Thursday, September 29, 2016

The Angels

With their whole beings the angels are servants and messengers of God. Because they ‘always behold the face of my Father who is in heaven’ they are the ‘mighty ones who do his word, hearkening to the voice of his word.’

Christ is the center of the angelic world. They are his angels: ‘When the Son of man comes in his glory, and all the angels with him.’ They belong to him because they were created through and for him: 'for in him all things were created in heaven and on earth, visible and invisible, whether thrones or dominions or principalities or authorities - all things were created through him and for him.' They belong to him still more because he has made them messengers of his saving plan.

From the Incarnation to the Ascension, the life of the Word incarnate is surrounded by the adoration and service of angels. When God "brings the firstborn into the world, he says: 'Let all God's angels worship him.' Their song of praise at the birth of Christ has not ceased resounding in the Church's praise: "Glory to God in the highest!"  They protect Jesus in his infancy, serve him in the desert, strengthen him in his agony in the garden, when he could have been saved by them from the hands of his enemies as Israel had been.  Again, it is the angels who "evangelize" by proclaiming the Good News of Christ's Incarnation and Resurrection.  They will be present at Christ's return, which they will announce, to serve at his judgement. In the meantime, the whole life of the Church benefits from the mysterious and powerful help of angels.

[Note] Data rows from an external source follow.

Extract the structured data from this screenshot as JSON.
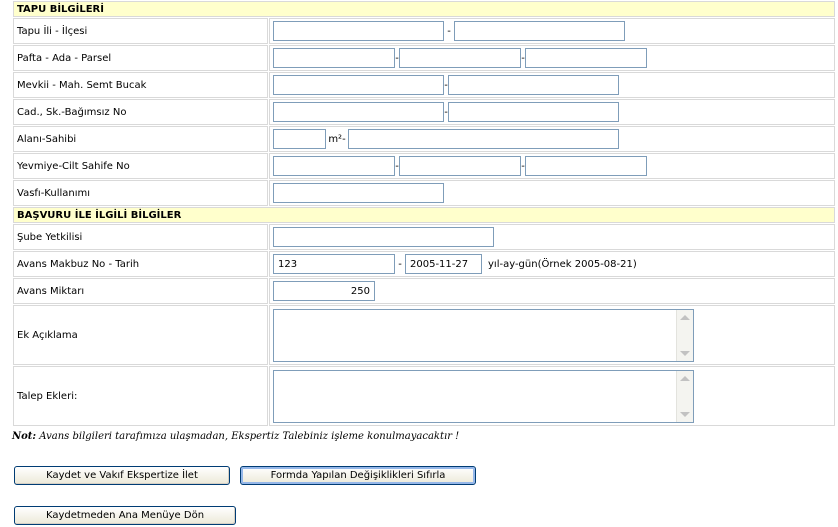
{
  "sections": {
    "tapu_title": "TAPU BİLGİLERİ",
    "basvuru_title": "BAŞVURU İLE İLGİLİ BİLGİLER"
  },
  "labels": {
    "il_ilce": "Tapu İli - İlçesi",
    "pafta": "Pafta - Ada - Parsel",
    "mevkii": "Mevkii - Mah. Semt Bucak",
    "cad": "Cad.,  Sk.-Bağımsız No",
    "alan": "Alanı-Sahibi",
    "yevmiye": "Yevmiye-Cilt Sahife No",
    "vasfi": "Vasfı-Kullanımı",
    "sube": "Şube Yetkilisi",
    "avans_makbuz": "Avans Makbuz No - Tarih",
    "avans_miktari": "Avans Miktarı",
    "ek_aciklama": "Ek Açıklama",
    "talep_ekleri": "Talep Ekleri:"
  },
  "separators": {
    "dash": "-",
    "m2": "m²-"
  },
  "values": {
    "makbuz_no": "123",
    "tarih": "2005-11-27",
    "date_hint": "yıl-ay-gün(Örnek 2005-08-21)",
    "avans_miktari": "250"
  },
  "note": {
    "prefix": "Not:",
    "text": " Avans bilgileri tarafımıza ulaşmadan, Ekspertiz Talebiniz işleme konulmayacaktır !"
  },
  "buttons": {
    "kaydet": "Kaydet ve Vakıf Ekspertize İlet",
    "sifirla": "Formda Yapılan Değişiklikleri Sıfırla",
    "ana_menu": "Kaydetmeden Ana Menüye Dön"
  }
}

In her liturgy, the Church joins with the angels to adore the thrice-holy God. Already here on earth the Christian life shares by faith in the blessed company of angels and men united in God.

Paolo Veronese, Rest on the Flight into Egypt, c. 1572, Italian, active in Venice and Verona, 93 x 63 1/2 in., oil on canvas, The Ringling MuseumExcerpts from The Catechism of the Catholic Church.